Wilfred Reilly (2021, political science): “…people of color are successful in modern America to an almost surprising degree, which is rarely discussed—for different reasons—by either the “social-justice” left or the contemporary hard right. As of 2019, seven of the top 10 American ethnic groups in income terms—Indian, Taiwanese, Filipino, Indonesian, Persian, and Arab Lebanese Americans—were “people of color” as this term is generally conceptualized…”
Hrishikesh Joshi (philosophy, 2022): “…social pressure to avoid sharing evidence against a particular claim undermines the confidence we can place in that claim, because it makes more likely the possibility that the (first-order) evidence that does make its way to us is a lopsided subset of the total. This has the perhaps tragic implication that we can typically be less confident of morally and politically laden issues than we can about ‘dry’ subjects like chemistry or cell biology.’”

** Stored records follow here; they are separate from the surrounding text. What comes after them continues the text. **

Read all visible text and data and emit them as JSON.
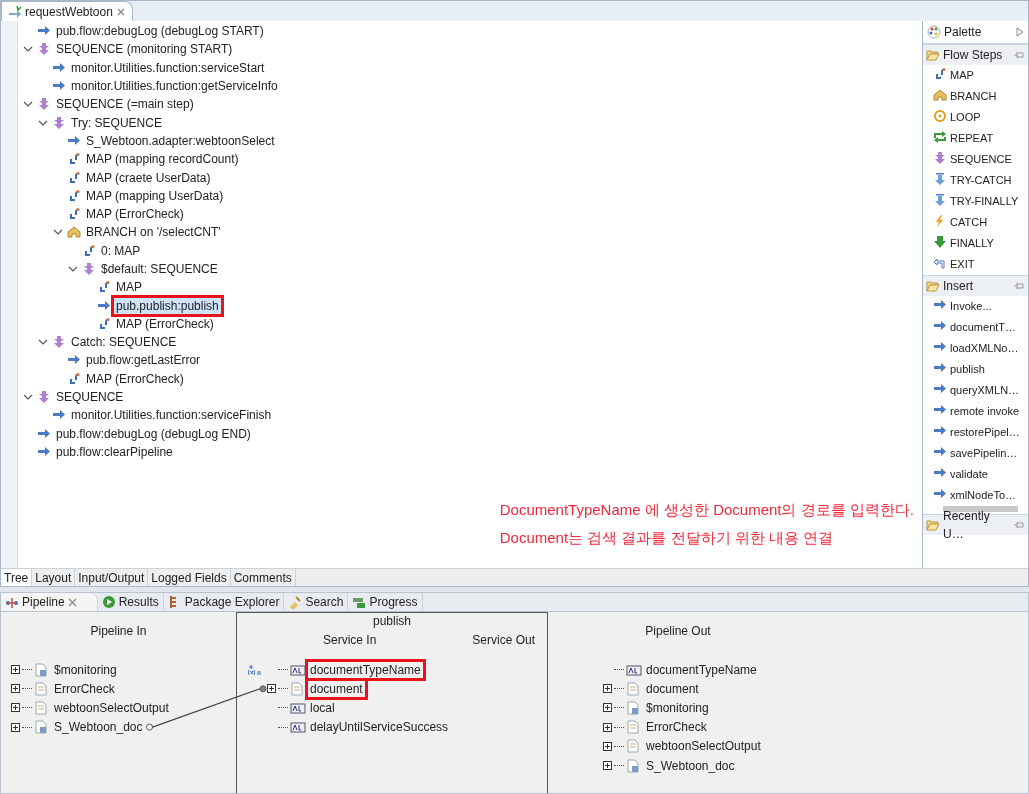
{
  "editor_tab": {
    "title": "requestWebtoon"
  },
  "flow_tree": [
    {
      "label": "pub.flow:debugLog (debugLog START)",
      "kind": "invoke"
    },
    {
      "label": "SEQUENCE (monitoring START)",
      "kind": "sequence",
      "expanded": true,
      "children": [
        {
          "label": "monitor.Utilities.function:serviceStart",
          "kind": "invoke"
        },
        {
          "label": "monitor.Utilities.function:getServiceInfo",
          "kind": "invoke"
        }
      ]
    },
    {
      "label": "SEQUENCE (=main step)",
      "kind": "sequence",
      "expanded": true,
      "children": [
        {
          "label": "Try: SEQUENCE",
          "kind": "sequence",
          "expanded": true,
          "children": [
            {
              "label": "S_Webtoon.adapter:webtoonSelect",
              "kind": "invoke"
            },
            {
              "label": "MAP (mapping recordCount)",
              "kind": "map"
            },
            {
              "label": "MAP (craete UserData)",
              "kind": "map"
            },
            {
              "label": "MAP (mapping UserData)",
              "kind": "map"
            },
            {
              "label": "MAP (ErrorCheck)",
              "kind": "map"
            },
            {
              "label": "BRANCH on '/selectCNT'",
              "kind": "branch",
              "expanded": true,
              "children": [
                {
                  "label": "0: MAP",
                  "kind": "map"
                },
                {
                  "label": "$default: SEQUENCE",
                  "kind": "sequence",
                  "expanded": true,
                  "children": [
                    {
                      "label": "MAP",
                      "kind": "map"
                    },
                    {
                      "label": "pub.publish:publish",
                      "kind": "invoke",
                      "selected": true,
                      "highlighted": true
                    },
                    {
                      "label": "MAP (ErrorCheck)",
                      "kind": "map"
                    }
                  ]
                }
              ]
            }
          ]
        },
        {
          "label": "Catch: SEQUENCE",
          "kind": "sequence",
          "expanded": true,
          "children": [
            {
              "label": "pub.flow:getLastError",
              "kind": "invoke"
            },
            {
              "label": "MAP (ErrorCheck)",
              "kind": "map"
            }
          ]
        }
      ]
    },
    {
      "label": "SEQUENCE",
      "kind": "sequence",
      "expanded": true,
      "children": [
        {
          "label": "monitor.Utilities.function:serviceFinish",
          "kind": "invoke"
        }
      ]
    },
    {
      "label": "pub.flow:debugLog (debugLog END)",
      "kind": "invoke"
    },
    {
      "label": "pub.flow:clearPipeline",
      "kind": "invoke"
    }
  ],
  "annotation": [
    "DocumentTypeName 에 생성한 Document의 경로를 입력한다.",
    "Document는 검색 결과를 전달하기 위한 내용 연결"
  ],
  "editor_tabs": [
    {
      "label": "Tree",
      "selected": true
    },
    {
      "label": "Layout",
      "selected": false
    },
    {
      "label": "Input/Output",
      "selected": false
    },
    {
      "label": "Logged Fields",
      "selected": false
    },
    {
      "label": "Comments",
      "selected": false
    }
  ],
  "palette": {
    "title": "Palette",
    "sections": [
      {
        "title": "Flow Steps",
        "items": [
          {
            "label": "MAP",
            "kind": "map"
          },
          {
            "label": "BRANCH",
            "kind": "branch"
          },
          {
            "label": "LOOP",
            "kind": "loop"
          },
          {
            "label": "REPEAT",
            "kind": "repeat"
          },
          {
            "label": "SEQUENCE",
            "kind": "sequence"
          },
          {
            "label": "TRY-CATCH",
            "kind": "try"
          },
          {
            "label": "TRY-FINALLY",
            "kind": "try"
          },
          {
            "label": "CATCH",
            "kind": "catch"
          },
          {
            "label": "FINALLY",
            "kind": "finally"
          },
          {
            "label": "EXIT",
            "kind": "exit"
          }
        ]
      },
      {
        "title": "Insert",
        "items": [
          {
            "label": "Invoke...",
            "kind": "invoke"
          },
          {
            "label": "documentT…",
            "kind": "invoke"
          },
          {
            "label": "loadXMLNo…",
            "kind": "invoke"
          },
          {
            "label": "publish",
            "kind": "invoke"
          },
          {
            "label": "queryXMLN…",
            "kind": "invoke"
          },
          {
            "label": "remote invoke",
            "kind": "invoke"
          },
          {
            "label": "restorePipel…",
            "kind": "invoke"
          },
          {
            "label": "savePipelin…",
            "kind": "invoke"
          },
          {
            "label": "validate",
            "kind": "invoke"
          },
          {
            "label": "xmlNodeTo…",
            "kind": "invoke"
          }
        ]
      },
      {
        "title": "Recently U…"
      }
    ]
  },
  "views": [
    {
      "label": "Pipeline",
      "kind": "pipeline",
      "selected": true
    },
    {
      "label": "Results",
      "kind": "results",
      "selected": false
    },
    {
      "label": "Package Explorer",
      "kind": "package",
      "selected": false
    },
    {
      "label": "Search",
      "kind": "search",
      "selected": false
    },
    {
      "label": "Progress",
      "kind": "progress",
      "selected": false
    }
  ],
  "pipeline": {
    "in": {
      "title": "Pipeline In",
      "fields": [
        {
          "label": "$monitoring",
          "kind": "docref",
          "expandable": true,
          "connected": false
        },
        {
          "label": "ErrorCheck",
          "kind": "document",
          "expandable": true,
          "connected": false
        },
        {
          "label": "webtoonSelectOutput",
          "kind": "document",
          "expandable": true,
          "connected": false
        },
        {
          "label": "S_Webtoon_doc",
          "kind": "docref",
          "expandable": true,
          "connected": true
        }
      ]
    },
    "service": {
      "title": "publish",
      "in_title": "Service In",
      "out_title": "Service Out",
      "fields": [
        {
          "label": "documentTypeName",
          "kind": "string",
          "expandable": false,
          "value_set": true,
          "highlighted": true,
          "connected": false
        },
        {
          "label": "document",
          "kind": "document",
          "expandable": true,
          "value_set": false,
          "highlighted": true,
          "connected": true
        },
        {
          "label": "local",
          "kind": "string",
          "expandable": false,
          "value_set": false,
          "highlighted": false,
          "connected": false
        },
        {
          "label": "delayUntilServiceSuccess",
          "kind": "string",
          "expandable": false,
          "value_set": false,
          "highlighted": false,
          "connected": false
        }
      ]
    },
    "out": {
      "title": "Pipeline Out",
      "fields": [
        {
          "label": "documentTypeName",
          "kind": "string",
          "expandable": false
        },
        {
          "label": "document",
          "kind": "document",
          "expandable": true
        },
        {
          "label": "$monitoring",
          "kind": "docref",
          "expandable": true
        },
        {
          "label": "ErrorCheck",
          "kind": "document",
          "expandable": true
        },
        {
          "label": "webtoonSelectOutput",
          "kind": "document",
          "expandable": true
        },
        {
          "label": "S_Webtoon_doc",
          "kind": "docref",
          "expandable": true
        }
      ]
    }
  }
}
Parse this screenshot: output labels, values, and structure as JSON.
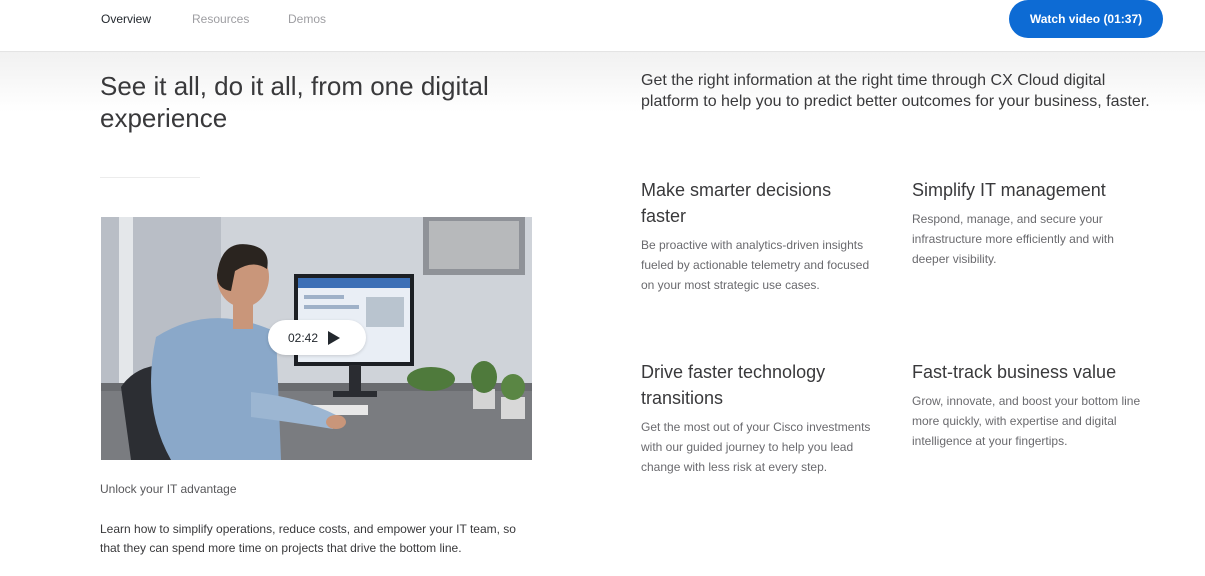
{
  "nav": {
    "tabs": [
      {
        "label": "Overview",
        "active": true
      },
      {
        "label": "Resources",
        "active": false
      },
      {
        "label": "Demos",
        "active": false
      }
    ],
    "watch_video_label": "Watch video (01:37)"
  },
  "hero": {
    "title": "See it all, do it all, from one digital experience",
    "intro": "Get the right information at the right time through CX Cloud digital platform to help you to predict better outcomes for your business, faster."
  },
  "video": {
    "duration": "02:42",
    "icon": "play-icon"
  },
  "promo": {
    "heading": "Unlock your IT advantage",
    "body": "Learn how to simplify operations, reduce costs, and empower your IT team, so that they can spend more time on projects that drive the bottom line."
  },
  "features": [
    {
      "title": "Make smarter decisions faster",
      "body": "Be proactive with analytics-driven insights fueled by actionable telemetry and focused on your most strategic use cases."
    },
    {
      "title": "Simplify IT management",
      "body": "Respond, manage, and secure your infrastructure more efficiently and with deeper visibility."
    },
    {
      "title": "Drive faster technology transitions",
      "body": "Get the most out of your Cisco investments with our guided journey to help you lead change with less risk at every step."
    },
    {
      "title": "Fast-track business value",
      "body": "Grow, innovate, and boost your bottom line more quickly, with expertise and digital intelligence at your fingertips."
    }
  ],
  "colors": {
    "accent": "#0d6bd4",
    "text": "#39393b",
    "muted": "#6a6a6e"
  }
}
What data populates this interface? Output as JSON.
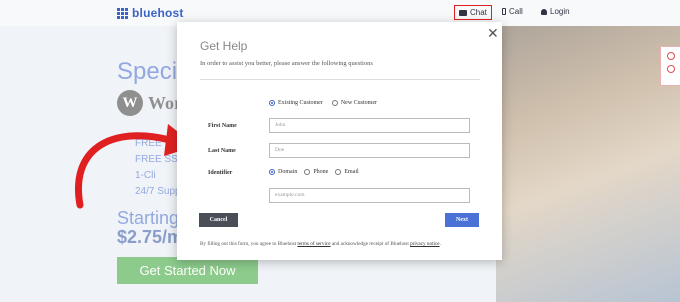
{
  "header": {
    "logo_text": "bluehost",
    "chat": "Chat",
    "call": "Call",
    "login": "Login"
  },
  "hero": {
    "headline": "Specia",
    "wp_text": "Wor",
    "features": [
      "FREE",
      "FREE SSL",
      "1-Cli",
      "24/7 Supp"
    ],
    "starting": "Starting a",
    "price": "$2.75/m",
    "cta": "Get Started Now"
  },
  "modal": {
    "title": "Get Help",
    "subtitle": "In order to assist you better, please answer the following questions",
    "customer_options": [
      "Existing Customer",
      "New Customer"
    ],
    "customer_selected": "Existing Customer",
    "first_name_label": "First Name",
    "first_name_placeholder": "John",
    "last_name_label": "Last Name",
    "last_name_placeholder": "Doe",
    "identifier_label": "Identifier",
    "identifier_options": [
      "Domain",
      "Phone",
      "Email"
    ],
    "identifier_selected": "Domain",
    "identifier_placeholder": "example.com",
    "cancel": "Cancel",
    "next": "Next",
    "footer_pre": "By filling out this form, you agree to Bluehost",
    "footer_tos": "terms of service",
    "footer_mid": "and acknowledge receipt of Bluehost",
    "footer_privacy": "privacy notice",
    "footer_end": "."
  },
  "colors": {
    "brand_blue": "#3b62c6",
    "cta_green": "#2fa02c",
    "annotation_red": "#e02020",
    "next_blue": "#4a72d6"
  }
}
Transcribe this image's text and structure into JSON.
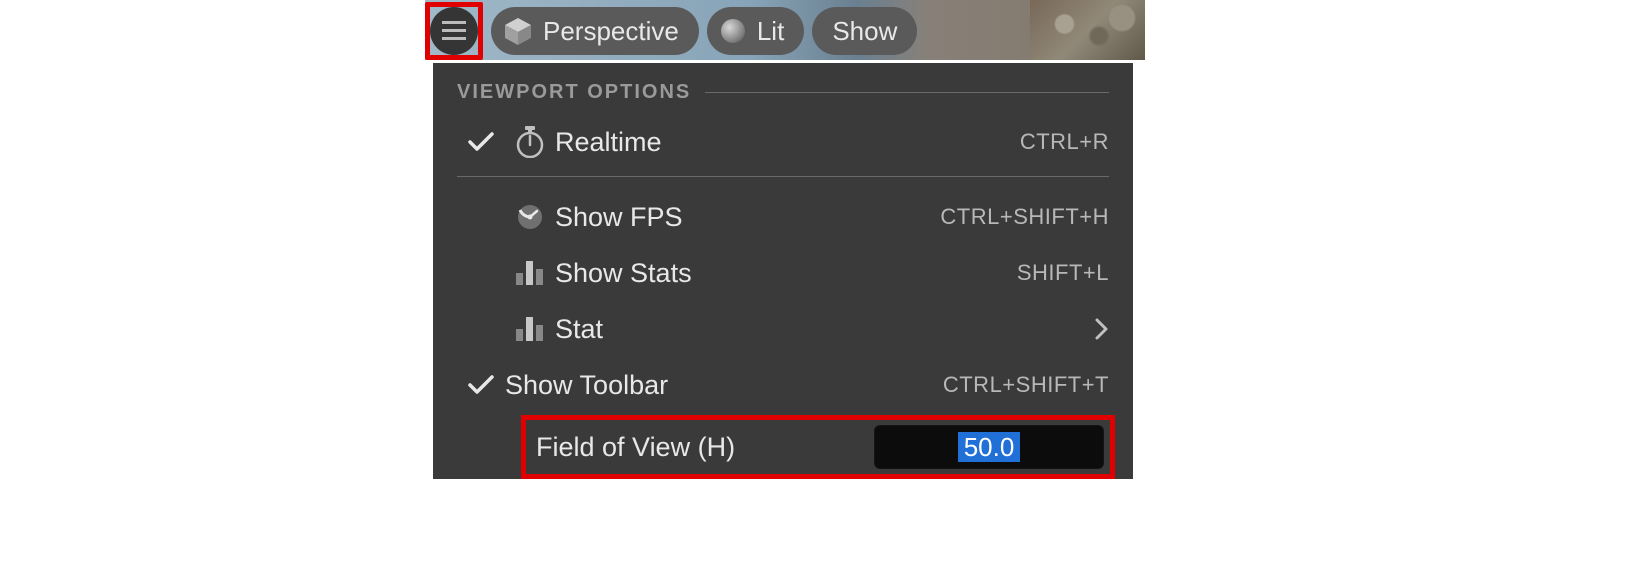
{
  "toolbar": {
    "perspective_label": "Perspective",
    "lit_label": "Lit",
    "show_label": "Show"
  },
  "menu": {
    "section_title": "VIEWPORT OPTIONS",
    "items": {
      "realtime": {
        "label": "Realtime",
        "shortcut": "CTRL+R",
        "checked": true
      },
      "show_fps": {
        "label": "Show FPS",
        "shortcut": "CTRL+SHIFT+H",
        "checked": false
      },
      "show_stats": {
        "label": "Show Stats",
        "shortcut": "SHIFT+L",
        "checked": false
      },
      "stat": {
        "label": "Stat",
        "has_submenu": true
      },
      "show_toolbar": {
        "label": "Show Toolbar",
        "shortcut": "CTRL+SHIFT+T",
        "checked": true
      },
      "fov": {
        "label": "Field of View (H)",
        "value": "50.0"
      }
    }
  }
}
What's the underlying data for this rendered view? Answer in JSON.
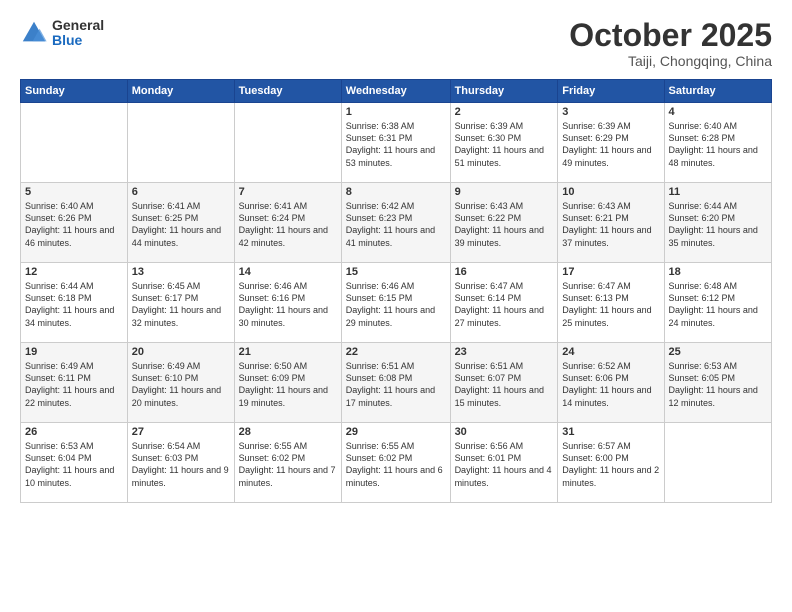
{
  "header": {
    "logo_general": "General",
    "logo_blue": "Blue",
    "month": "October 2025",
    "location": "Taiji, Chongqing, China"
  },
  "weekdays": [
    "Sunday",
    "Monday",
    "Tuesday",
    "Wednesday",
    "Thursday",
    "Friday",
    "Saturday"
  ],
  "weeks": [
    [
      {
        "day": "",
        "info": ""
      },
      {
        "day": "",
        "info": ""
      },
      {
        "day": "",
        "info": ""
      },
      {
        "day": "1",
        "info": "Sunrise: 6:38 AM\nSunset: 6:31 PM\nDaylight: 11 hours and 53 minutes."
      },
      {
        "day": "2",
        "info": "Sunrise: 6:39 AM\nSunset: 6:30 PM\nDaylight: 11 hours and 51 minutes."
      },
      {
        "day": "3",
        "info": "Sunrise: 6:39 AM\nSunset: 6:29 PM\nDaylight: 11 hours and 49 minutes."
      },
      {
        "day": "4",
        "info": "Sunrise: 6:40 AM\nSunset: 6:28 PM\nDaylight: 11 hours and 48 minutes."
      }
    ],
    [
      {
        "day": "5",
        "info": "Sunrise: 6:40 AM\nSunset: 6:26 PM\nDaylight: 11 hours and 46 minutes."
      },
      {
        "day": "6",
        "info": "Sunrise: 6:41 AM\nSunset: 6:25 PM\nDaylight: 11 hours and 44 minutes."
      },
      {
        "day": "7",
        "info": "Sunrise: 6:41 AM\nSunset: 6:24 PM\nDaylight: 11 hours and 42 minutes."
      },
      {
        "day": "8",
        "info": "Sunrise: 6:42 AM\nSunset: 6:23 PM\nDaylight: 11 hours and 41 minutes."
      },
      {
        "day": "9",
        "info": "Sunrise: 6:43 AM\nSunset: 6:22 PM\nDaylight: 11 hours and 39 minutes."
      },
      {
        "day": "10",
        "info": "Sunrise: 6:43 AM\nSunset: 6:21 PM\nDaylight: 11 hours and 37 minutes."
      },
      {
        "day": "11",
        "info": "Sunrise: 6:44 AM\nSunset: 6:20 PM\nDaylight: 11 hours and 35 minutes."
      }
    ],
    [
      {
        "day": "12",
        "info": "Sunrise: 6:44 AM\nSunset: 6:18 PM\nDaylight: 11 hours and 34 minutes."
      },
      {
        "day": "13",
        "info": "Sunrise: 6:45 AM\nSunset: 6:17 PM\nDaylight: 11 hours and 32 minutes."
      },
      {
        "day": "14",
        "info": "Sunrise: 6:46 AM\nSunset: 6:16 PM\nDaylight: 11 hours and 30 minutes."
      },
      {
        "day": "15",
        "info": "Sunrise: 6:46 AM\nSunset: 6:15 PM\nDaylight: 11 hours and 29 minutes."
      },
      {
        "day": "16",
        "info": "Sunrise: 6:47 AM\nSunset: 6:14 PM\nDaylight: 11 hours and 27 minutes."
      },
      {
        "day": "17",
        "info": "Sunrise: 6:47 AM\nSunset: 6:13 PM\nDaylight: 11 hours and 25 minutes."
      },
      {
        "day": "18",
        "info": "Sunrise: 6:48 AM\nSunset: 6:12 PM\nDaylight: 11 hours and 24 minutes."
      }
    ],
    [
      {
        "day": "19",
        "info": "Sunrise: 6:49 AM\nSunset: 6:11 PM\nDaylight: 11 hours and 22 minutes."
      },
      {
        "day": "20",
        "info": "Sunrise: 6:49 AM\nSunset: 6:10 PM\nDaylight: 11 hours and 20 minutes."
      },
      {
        "day": "21",
        "info": "Sunrise: 6:50 AM\nSunset: 6:09 PM\nDaylight: 11 hours and 19 minutes."
      },
      {
        "day": "22",
        "info": "Sunrise: 6:51 AM\nSunset: 6:08 PM\nDaylight: 11 hours and 17 minutes."
      },
      {
        "day": "23",
        "info": "Sunrise: 6:51 AM\nSunset: 6:07 PM\nDaylight: 11 hours and 15 minutes."
      },
      {
        "day": "24",
        "info": "Sunrise: 6:52 AM\nSunset: 6:06 PM\nDaylight: 11 hours and 14 minutes."
      },
      {
        "day": "25",
        "info": "Sunrise: 6:53 AM\nSunset: 6:05 PM\nDaylight: 11 hours and 12 minutes."
      }
    ],
    [
      {
        "day": "26",
        "info": "Sunrise: 6:53 AM\nSunset: 6:04 PM\nDaylight: 11 hours and 10 minutes."
      },
      {
        "day": "27",
        "info": "Sunrise: 6:54 AM\nSunset: 6:03 PM\nDaylight: 11 hours and 9 minutes."
      },
      {
        "day": "28",
        "info": "Sunrise: 6:55 AM\nSunset: 6:02 PM\nDaylight: 11 hours and 7 minutes."
      },
      {
        "day": "29",
        "info": "Sunrise: 6:55 AM\nSunset: 6:02 PM\nDaylight: 11 hours and 6 minutes."
      },
      {
        "day": "30",
        "info": "Sunrise: 6:56 AM\nSunset: 6:01 PM\nDaylight: 11 hours and 4 minutes."
      },
      {
        "day": "31",
        "info": "Sunrise: 6:57 AM\nSunset: 6:00 PM\nDaylight: 11 hours and 2 minutes."
      },
      {
        "day": "",
        "info": ""
      }
    ]
  ]
}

George Yancey (sociology, quoted in Kristof, 2016): ““Outside of academia I faced more problems as a black,” he told me [Kristof]. “But inside academia I face more problems as a Christian, and it is not even close.”
Luana Maroja (2022, biology): “Extreme emphasis on sexual harassment stifles productive scientific discourse between men and women.”
Musa al-Gharbi (2020, sociology): “Diversity is important. Diversity-related training is terrible.”
Marisol Quintanilla (2022, entomology): “It is very strange that the surveys assume that race is fixed when it is really a spectrum (for example I have Spanish, Chinese, North African, and Native American ancestries) and the same forms pretend that gender is on a spectrum (11 options in most Michigan State surveys) when it is clearly binary (mammals are sexually dimorphic).”
John McWhorter (2021, linguistics): “Woke racism: How a new religion betrayed Black America” (book title).
Roland Fryar (2022, economics): “More corporate leaders should be trying to solve diversity challenges in the same way they solve problems in every other aspect of their business: through intelligent use of data, rigorous hypothesis testing, and honest inference about what is working.”
Amna Khalid (2022, history): “Having grown up under a military dictatorship in Pakistan, I know well what happens when freedom of expression is threatened and people are bullied into silence. It pains me deeply to see this happening in my adopted country.”
Sarah Haider (2022, Founder, ex-Muslims of North America): “The activist game, to sum in one sentence, is about results… The thinker game is about truth… Years ago I was asked on a podcast whether it was possible to be effective and intellectually honest in the activist space. I said no.”
As psychology and academia embrace activism in the name of social justice, calls to include the previously excluded will likely accelerate. In that spirit, I look forward to responses by academics calling for DEI that celebrate the inclusion in this article, and therefore, in the psychology peer reviewed literature, of the heretofore excluded voices of people of color quoted above, and, more important, their substantive views. Doing so might help psychology to deliver that horse it sold.
This would not be worth mentioning except for Roberts’ own accusations that the entire experience was drenched in racism directed towards him.
“Minoritized.” This is the term Roberts et al (2020) used.